arXiv Analytics

Sign in

arXiv:2001.04974 [cs.LG]AbstractReferencesReviewsResources

Noisy Machines: Understanding Noisy Neural Networks and Enhancing Robustness to Analog Hardware Errors Using Distillation

Chuteng Zhou, Prad Kadambi, Matthew Mattina, Paul N. Whatmough

Published 2020-01-14Version 1

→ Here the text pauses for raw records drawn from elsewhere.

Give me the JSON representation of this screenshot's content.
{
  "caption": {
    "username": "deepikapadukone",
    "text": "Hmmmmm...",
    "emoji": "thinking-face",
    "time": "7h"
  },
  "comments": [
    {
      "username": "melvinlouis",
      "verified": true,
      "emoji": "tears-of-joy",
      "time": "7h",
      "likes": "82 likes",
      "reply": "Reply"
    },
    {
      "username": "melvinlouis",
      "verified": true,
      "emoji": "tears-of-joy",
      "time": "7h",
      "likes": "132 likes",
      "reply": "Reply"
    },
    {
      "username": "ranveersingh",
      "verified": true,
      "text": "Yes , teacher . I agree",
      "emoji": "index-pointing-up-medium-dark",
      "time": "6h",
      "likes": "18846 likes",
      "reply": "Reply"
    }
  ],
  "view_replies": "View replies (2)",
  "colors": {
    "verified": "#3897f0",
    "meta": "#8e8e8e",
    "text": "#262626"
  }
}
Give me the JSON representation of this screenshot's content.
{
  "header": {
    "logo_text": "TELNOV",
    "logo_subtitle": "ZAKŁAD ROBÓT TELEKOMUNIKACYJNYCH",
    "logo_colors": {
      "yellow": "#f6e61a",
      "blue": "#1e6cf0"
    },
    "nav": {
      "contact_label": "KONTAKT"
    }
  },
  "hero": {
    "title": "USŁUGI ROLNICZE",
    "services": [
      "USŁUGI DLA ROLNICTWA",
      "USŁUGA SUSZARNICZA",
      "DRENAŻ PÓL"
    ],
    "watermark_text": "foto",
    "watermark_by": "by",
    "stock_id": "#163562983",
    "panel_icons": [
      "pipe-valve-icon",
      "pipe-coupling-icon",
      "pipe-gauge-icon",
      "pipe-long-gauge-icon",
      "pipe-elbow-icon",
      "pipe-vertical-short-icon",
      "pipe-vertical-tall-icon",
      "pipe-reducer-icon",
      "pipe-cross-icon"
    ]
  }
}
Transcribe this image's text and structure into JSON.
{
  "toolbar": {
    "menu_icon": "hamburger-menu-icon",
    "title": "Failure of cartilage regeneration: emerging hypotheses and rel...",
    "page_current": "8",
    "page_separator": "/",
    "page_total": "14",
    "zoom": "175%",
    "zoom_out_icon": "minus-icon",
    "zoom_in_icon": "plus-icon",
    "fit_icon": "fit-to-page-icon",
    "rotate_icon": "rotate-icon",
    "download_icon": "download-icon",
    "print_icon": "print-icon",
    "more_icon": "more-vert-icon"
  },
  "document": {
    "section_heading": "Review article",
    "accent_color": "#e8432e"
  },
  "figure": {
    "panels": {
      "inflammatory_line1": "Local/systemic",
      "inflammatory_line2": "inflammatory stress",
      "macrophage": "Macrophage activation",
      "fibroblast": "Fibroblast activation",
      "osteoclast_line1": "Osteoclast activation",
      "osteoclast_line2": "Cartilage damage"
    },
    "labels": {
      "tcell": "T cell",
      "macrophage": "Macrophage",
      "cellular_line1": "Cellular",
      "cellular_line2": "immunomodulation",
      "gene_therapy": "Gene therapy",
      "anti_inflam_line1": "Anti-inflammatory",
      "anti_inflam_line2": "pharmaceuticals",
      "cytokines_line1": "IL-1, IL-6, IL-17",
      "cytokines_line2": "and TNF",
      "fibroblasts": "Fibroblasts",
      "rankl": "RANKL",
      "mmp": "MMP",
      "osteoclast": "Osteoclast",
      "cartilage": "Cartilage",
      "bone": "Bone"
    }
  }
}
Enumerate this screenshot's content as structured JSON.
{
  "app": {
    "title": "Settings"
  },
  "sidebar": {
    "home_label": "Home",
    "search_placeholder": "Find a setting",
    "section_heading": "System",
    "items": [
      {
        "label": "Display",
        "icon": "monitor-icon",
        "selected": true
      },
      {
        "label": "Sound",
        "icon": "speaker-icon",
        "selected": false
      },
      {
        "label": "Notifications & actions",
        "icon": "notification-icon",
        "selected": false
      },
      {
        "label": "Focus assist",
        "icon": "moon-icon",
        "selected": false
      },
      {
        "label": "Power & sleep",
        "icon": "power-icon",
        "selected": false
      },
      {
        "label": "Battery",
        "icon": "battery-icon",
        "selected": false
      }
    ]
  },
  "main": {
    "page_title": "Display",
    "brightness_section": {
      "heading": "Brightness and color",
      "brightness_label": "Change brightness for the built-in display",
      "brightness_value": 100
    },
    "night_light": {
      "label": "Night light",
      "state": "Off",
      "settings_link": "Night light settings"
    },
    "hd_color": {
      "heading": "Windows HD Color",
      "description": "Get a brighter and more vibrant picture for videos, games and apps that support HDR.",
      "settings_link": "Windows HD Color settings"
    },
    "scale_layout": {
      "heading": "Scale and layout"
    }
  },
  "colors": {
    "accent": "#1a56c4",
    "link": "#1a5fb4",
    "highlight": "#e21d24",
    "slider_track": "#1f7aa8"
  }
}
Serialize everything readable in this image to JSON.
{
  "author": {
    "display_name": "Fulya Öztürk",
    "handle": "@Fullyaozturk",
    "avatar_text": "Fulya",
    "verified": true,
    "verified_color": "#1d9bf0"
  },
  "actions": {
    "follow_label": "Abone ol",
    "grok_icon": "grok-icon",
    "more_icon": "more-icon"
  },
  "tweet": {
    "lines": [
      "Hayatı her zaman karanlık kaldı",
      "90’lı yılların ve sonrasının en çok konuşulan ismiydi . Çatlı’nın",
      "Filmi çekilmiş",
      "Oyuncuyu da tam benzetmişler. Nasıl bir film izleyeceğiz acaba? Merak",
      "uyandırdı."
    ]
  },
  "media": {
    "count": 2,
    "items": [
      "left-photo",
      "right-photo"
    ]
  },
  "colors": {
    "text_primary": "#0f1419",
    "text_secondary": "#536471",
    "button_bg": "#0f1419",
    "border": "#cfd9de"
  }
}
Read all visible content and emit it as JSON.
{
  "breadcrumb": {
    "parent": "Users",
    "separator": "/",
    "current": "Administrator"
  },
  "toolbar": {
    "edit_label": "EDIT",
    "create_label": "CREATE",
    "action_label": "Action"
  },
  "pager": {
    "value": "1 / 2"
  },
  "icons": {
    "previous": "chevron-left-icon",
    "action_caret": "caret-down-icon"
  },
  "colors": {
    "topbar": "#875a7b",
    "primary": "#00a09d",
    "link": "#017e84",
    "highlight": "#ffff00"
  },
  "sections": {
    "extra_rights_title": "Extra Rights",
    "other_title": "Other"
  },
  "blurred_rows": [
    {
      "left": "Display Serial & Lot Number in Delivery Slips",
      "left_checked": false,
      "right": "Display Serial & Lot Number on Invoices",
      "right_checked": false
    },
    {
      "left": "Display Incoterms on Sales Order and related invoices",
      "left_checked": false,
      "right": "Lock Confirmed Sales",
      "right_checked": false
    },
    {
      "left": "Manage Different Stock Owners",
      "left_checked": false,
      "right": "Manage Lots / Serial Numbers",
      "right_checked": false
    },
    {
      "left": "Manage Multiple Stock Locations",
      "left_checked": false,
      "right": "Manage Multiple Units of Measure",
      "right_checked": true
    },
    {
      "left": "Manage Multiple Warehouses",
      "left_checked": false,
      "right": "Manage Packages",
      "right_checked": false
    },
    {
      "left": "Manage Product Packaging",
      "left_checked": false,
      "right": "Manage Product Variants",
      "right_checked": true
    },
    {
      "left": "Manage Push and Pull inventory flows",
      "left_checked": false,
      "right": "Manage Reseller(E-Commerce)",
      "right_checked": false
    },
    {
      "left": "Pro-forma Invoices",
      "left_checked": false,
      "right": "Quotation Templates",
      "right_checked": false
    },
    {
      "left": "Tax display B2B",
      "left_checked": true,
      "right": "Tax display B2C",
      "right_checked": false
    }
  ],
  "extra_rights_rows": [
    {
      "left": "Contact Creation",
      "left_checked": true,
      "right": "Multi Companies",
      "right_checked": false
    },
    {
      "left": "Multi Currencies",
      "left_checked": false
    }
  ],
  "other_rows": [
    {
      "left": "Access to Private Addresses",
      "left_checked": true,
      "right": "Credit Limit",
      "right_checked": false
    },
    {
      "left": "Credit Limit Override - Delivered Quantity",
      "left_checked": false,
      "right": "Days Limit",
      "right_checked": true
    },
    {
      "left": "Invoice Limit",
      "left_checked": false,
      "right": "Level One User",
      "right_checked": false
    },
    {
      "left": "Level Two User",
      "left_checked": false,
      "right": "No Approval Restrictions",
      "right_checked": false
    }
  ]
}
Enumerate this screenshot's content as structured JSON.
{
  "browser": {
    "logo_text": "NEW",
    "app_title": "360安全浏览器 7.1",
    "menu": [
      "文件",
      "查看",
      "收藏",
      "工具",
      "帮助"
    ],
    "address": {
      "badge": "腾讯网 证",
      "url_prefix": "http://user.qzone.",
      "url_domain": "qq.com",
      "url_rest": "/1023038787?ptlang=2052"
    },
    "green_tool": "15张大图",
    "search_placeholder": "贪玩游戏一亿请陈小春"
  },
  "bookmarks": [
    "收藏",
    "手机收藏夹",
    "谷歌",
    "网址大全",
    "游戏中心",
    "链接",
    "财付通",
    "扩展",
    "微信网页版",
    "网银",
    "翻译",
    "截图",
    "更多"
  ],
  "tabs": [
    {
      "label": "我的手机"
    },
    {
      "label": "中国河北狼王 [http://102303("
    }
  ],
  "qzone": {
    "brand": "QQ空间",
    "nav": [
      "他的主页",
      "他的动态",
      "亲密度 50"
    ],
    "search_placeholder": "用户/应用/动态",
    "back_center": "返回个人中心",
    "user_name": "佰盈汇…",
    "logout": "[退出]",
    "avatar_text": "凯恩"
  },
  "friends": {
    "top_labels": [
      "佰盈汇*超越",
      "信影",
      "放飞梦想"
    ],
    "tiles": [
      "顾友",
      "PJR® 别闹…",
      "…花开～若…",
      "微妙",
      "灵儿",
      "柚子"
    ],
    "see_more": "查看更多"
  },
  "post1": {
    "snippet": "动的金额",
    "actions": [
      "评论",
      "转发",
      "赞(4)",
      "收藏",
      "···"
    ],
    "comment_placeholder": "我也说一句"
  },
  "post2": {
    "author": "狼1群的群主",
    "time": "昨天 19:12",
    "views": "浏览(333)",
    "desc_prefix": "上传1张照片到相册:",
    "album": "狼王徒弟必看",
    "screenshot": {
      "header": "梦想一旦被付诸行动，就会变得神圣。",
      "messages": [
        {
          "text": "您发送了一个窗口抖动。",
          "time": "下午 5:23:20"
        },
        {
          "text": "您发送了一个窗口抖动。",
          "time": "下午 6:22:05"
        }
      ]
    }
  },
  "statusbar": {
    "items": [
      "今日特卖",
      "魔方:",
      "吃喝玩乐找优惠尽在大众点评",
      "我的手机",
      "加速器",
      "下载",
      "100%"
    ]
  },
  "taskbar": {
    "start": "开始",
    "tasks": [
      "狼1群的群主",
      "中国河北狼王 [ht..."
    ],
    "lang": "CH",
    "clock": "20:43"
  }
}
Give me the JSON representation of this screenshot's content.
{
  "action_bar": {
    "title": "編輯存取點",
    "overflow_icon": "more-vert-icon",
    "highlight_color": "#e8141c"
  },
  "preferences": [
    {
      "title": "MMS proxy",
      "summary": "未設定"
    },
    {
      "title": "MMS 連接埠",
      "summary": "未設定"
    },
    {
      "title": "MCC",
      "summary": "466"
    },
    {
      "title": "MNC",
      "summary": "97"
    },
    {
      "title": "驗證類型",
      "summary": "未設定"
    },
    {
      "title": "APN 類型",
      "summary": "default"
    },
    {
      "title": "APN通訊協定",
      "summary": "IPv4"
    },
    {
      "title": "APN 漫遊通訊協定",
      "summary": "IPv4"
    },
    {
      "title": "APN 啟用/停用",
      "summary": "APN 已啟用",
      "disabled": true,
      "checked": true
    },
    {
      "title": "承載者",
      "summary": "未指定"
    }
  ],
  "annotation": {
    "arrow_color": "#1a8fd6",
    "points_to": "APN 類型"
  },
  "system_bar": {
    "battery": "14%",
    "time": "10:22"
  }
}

The success of deep learning has brought forth a wave of interest in computer hardware design to better meet the high demands of neural network inference. In particular, analog computing hardware has been heavily motivated specifically for accelerating neural networks, based on either electronic, optical or photonic devices, which may well achieve lower power consumption than conventional digital electronics. However, these proposed analog accelerators suffer from the intrinsic noise generated by their physical components, which makes it challenging to achieve high accuracy on deep neural networks. Hence, for successful deployment on analog accelerators, it is essential to be able to train deep neural networks to be robust to random continuous noise in the network weights, which is a somewhat new challenge in machine learning. In this paper, we advance the understanding of noisy neural networks. We outline how a noisy neural network has reduced learning capacity as a result of loss of mutual information between its input and output. To combat this, we propose using knowledge distillation combined with noise injection during training to achieve more noise robust networks, which is demonstrated experimentally across different networks and datasets, including ImageNet. Our method achieves models with as much as two times greater noise tolerance compared with the previous best attempts, which is a significant step towards making analog hardware practical for deep learning.

Related articles:
arXiv:1903.03694 [cs.LG] (Published 2019-03-08)
Everything old is new again: A multi-view learning approach to learning using privileged information and distillation
arXiv:1811.03233 [cs.LG] (Published 2018-11-08)
Knowledge Transfer via Distillation of Activation Boundaries Formed by Hidden Neurons